** MATERIAL PROVIDED follows **

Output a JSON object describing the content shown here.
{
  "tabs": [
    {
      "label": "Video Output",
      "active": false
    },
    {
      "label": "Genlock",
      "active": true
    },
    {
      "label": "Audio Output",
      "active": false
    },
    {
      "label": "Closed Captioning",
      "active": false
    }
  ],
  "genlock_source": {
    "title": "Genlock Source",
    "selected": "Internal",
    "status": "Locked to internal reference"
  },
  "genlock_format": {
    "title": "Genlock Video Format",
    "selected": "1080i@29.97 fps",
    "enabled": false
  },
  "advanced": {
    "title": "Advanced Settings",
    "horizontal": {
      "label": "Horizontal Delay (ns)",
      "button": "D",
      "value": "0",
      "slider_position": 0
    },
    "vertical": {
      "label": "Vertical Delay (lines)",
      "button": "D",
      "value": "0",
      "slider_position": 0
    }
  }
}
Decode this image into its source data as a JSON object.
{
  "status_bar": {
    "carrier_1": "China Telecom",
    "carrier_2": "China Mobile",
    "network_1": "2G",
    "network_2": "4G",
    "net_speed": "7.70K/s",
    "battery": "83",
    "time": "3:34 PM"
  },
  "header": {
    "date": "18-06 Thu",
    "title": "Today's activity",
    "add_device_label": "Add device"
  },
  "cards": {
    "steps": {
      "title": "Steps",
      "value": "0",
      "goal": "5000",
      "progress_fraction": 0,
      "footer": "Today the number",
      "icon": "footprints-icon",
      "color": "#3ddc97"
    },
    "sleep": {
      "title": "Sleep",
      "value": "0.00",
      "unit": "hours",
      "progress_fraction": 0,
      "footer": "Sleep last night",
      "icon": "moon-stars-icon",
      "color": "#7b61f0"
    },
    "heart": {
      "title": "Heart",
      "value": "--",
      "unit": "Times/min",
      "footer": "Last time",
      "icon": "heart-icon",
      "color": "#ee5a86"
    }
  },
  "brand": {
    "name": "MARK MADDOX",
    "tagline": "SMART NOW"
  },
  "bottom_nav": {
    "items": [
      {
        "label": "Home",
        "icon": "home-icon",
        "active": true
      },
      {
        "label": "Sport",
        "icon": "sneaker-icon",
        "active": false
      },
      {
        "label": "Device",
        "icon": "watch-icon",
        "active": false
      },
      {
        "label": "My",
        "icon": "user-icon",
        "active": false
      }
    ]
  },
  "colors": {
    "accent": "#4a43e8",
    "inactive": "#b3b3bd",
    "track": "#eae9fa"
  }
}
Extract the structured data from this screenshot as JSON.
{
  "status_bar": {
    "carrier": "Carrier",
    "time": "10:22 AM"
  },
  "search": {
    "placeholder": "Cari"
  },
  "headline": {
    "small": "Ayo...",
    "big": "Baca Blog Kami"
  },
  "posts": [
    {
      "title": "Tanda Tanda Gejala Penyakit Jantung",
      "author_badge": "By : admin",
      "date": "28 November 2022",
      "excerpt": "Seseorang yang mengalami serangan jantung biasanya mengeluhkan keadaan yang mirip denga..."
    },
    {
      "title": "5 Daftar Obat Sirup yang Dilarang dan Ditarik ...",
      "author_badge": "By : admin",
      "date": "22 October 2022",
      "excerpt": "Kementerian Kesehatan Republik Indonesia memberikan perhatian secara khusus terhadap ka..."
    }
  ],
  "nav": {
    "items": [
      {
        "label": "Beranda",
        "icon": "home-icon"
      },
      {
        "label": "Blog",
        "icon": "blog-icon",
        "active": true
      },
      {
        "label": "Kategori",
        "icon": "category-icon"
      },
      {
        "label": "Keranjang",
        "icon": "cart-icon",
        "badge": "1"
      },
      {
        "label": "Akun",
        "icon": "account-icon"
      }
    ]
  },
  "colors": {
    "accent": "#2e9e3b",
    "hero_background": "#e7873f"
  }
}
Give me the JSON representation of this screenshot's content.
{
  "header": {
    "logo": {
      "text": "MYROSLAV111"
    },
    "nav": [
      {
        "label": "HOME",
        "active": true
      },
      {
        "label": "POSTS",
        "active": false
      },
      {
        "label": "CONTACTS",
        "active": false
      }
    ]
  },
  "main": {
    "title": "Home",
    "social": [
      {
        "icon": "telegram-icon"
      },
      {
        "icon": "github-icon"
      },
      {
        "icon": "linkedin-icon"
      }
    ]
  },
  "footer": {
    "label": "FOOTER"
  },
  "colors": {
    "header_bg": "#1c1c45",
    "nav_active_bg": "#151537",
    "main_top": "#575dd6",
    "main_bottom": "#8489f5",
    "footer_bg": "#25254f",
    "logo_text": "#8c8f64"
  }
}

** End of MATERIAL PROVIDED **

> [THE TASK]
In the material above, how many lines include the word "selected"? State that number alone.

> [EXERCISE RESULT]
2